I stayed away from the laptop all weekend and on Monday logged on with a thudding heart. It says a lot about Muslims that I was so prepared for a vitriolic response. Aside from an odd preoccupation (from male or anon commenters) with what my husband thought, the reaction I found most surprising was the number of people who asked what I am now, as though the very idea of independent thought distinct from any group or collective was unthinkable. Must I take another label?
Later, on the school-run, as I absently scanned my surroundings for signs of random jihadis – conscious I could be someone’s ticket to Jannah (paradise) – I reasoned I’m luckier than most, and I have Muslims to thank for this. Had race not trumped religion and secured my in-laws’ dismissal of me already I’d stand to lose a lot more right now. As things are, my departure caused little more than a ripple of righteous gloating on social media, and silence from the handful of Muslims I was in contact with. There are those who see this as vindication of their misgivings (‘told you she wasn’t a real muslim’) and it’s that strengthening of prejudice that causes me the most regret.
K believes it’s easier to make a difference from within, that by leaving Islam I’ve given my detractors exactly what they wanted, and while I know he’s right I also know how corrosive living a lie can be. You can defend yourself from external threats but not from the acid of self-hate destroying you from within. There’s no room for questions or variance in expression of belief in Islam – to be true to myself I must step out.
I recognize that what I lived and experienced under the stewardship of Islam gave me the ability to understand things as I do now – to deny that would be like a traveller denying the map that brought him to his destination. Without this experience, I’d probably be talking like Ben Affleck. Not so long ago it was me arguing that Quranic references to sectarianism, slaughter and misogyny were just contextual backdrop to a peaceful religion, but no matter how you explain it there are two irrefutable facts:
Those words exist as part of a codified religion, and
People are acting on them in observance of that religion.
That material needs to be addressed.
To deny that it has any part in Islam is to deny the experiences of those affected by it. To deny abused women, child brides, religious minorities, homosexuals, western journalists, and all those murdered for ‘honour’ a voice.
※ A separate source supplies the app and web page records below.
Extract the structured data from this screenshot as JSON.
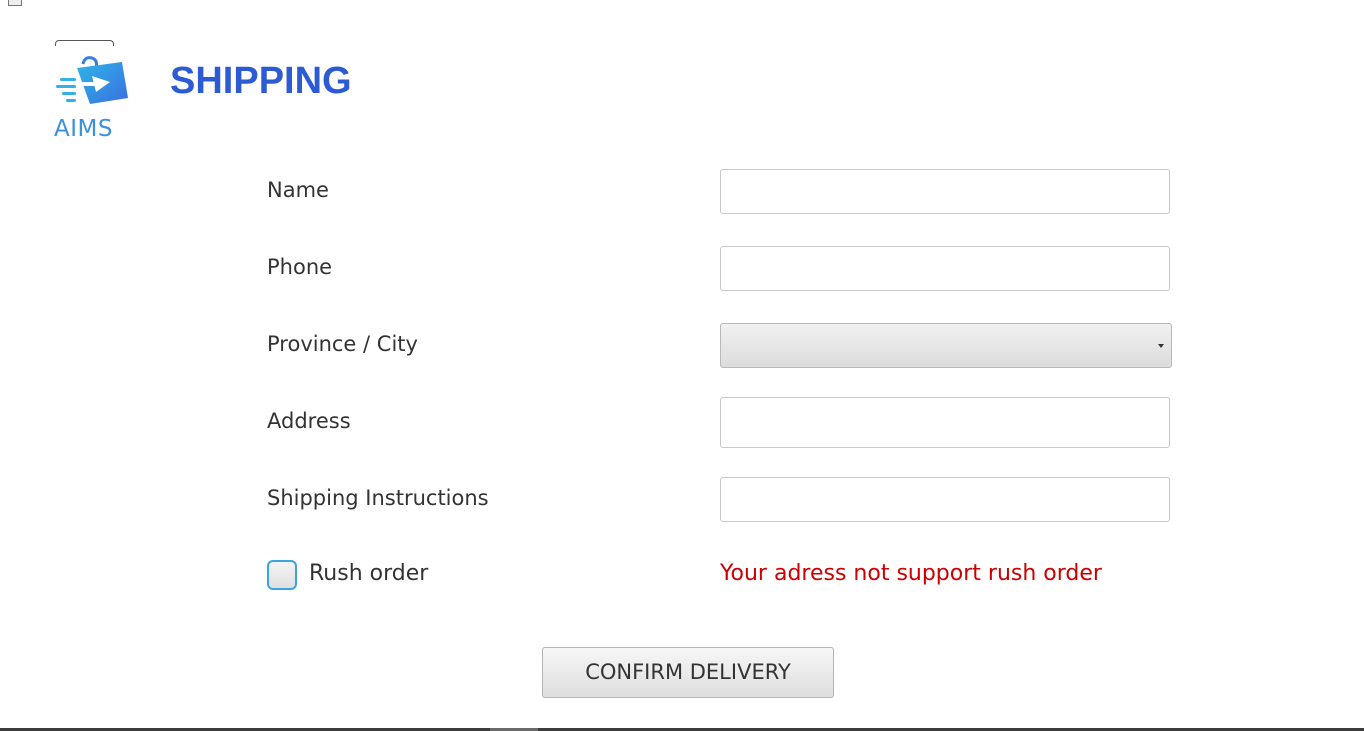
{
  "header": {
    "logo_text": "AIMS",
    "title": "SHIPPING"
  },
  "form": {
    "name_label": "Name",
    "name_value": "",
    "phone_label": "Phone",
    "phone_value": "",
    "province_label": "Province / City",
    "province_value": "",
    "address_label": "Address",
    "address_value": "",
    "instructions_label": "Shipping Instructions",
    "instructions_value": "",
    "rush_label": "Rush order",
    "rush_checked": false,
    "rush_error": "Your adress not support rush order",
    "confirm_label": "CONFIRM DELIVERY"
  },
  "icons": {
    "logo": "shopping-bag-arrow-icon",
    "dropdown": "chevron-down-icon"
  },
  "colors": {
    "title": "#2d5bd4",
    "error": "#cc0000",
    "logo": "#3d8fe0",
    "checkbox_border": "#3aa4df"
  }
}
Too often we’re told ‘you can’t judge Islam by the behaviour of muslims’, but I’ve come to realise you do need to judge a religion by those who speak and act on its behalf. The dialogue is just as open to co-believers to hold false claimants to account. If they are the majority why don’t they take the floor?
“ITS (SIC) NOT YOU WHO LEAVES ISLAM ITS (SIC) GOD WHO CHOOSES YOU TO LEAVE”
Apparently my curiosity and desire to understand means I’ve missed the whole point – I’m supposed to overlook the detail and embrace the bigger picture. And while I get that it’s not about praying five times a day without fail and re-doing your wudu (ablutions) if you fart, there are others out there for whom it is all about the detail. And this, I’m told, is faith. I guess I’m concerned with the wrong details…
Offering up your autonomy to unquestioningly follow a mass prescribed game plan is not illustrative of an open mind, it’s an abdication of responsibility masquerading as a comforting hand on the shoulder. You don’t gain any control with your prayers and your good deeds – you simply give away your ability to trust yourself. You position yourself to become the person who will carry a gun into an elementary school or who is wearing a bomb underneath their business suit. You become the perfect pawn.
In believing without question you’re not being fooled – you ARE the fool.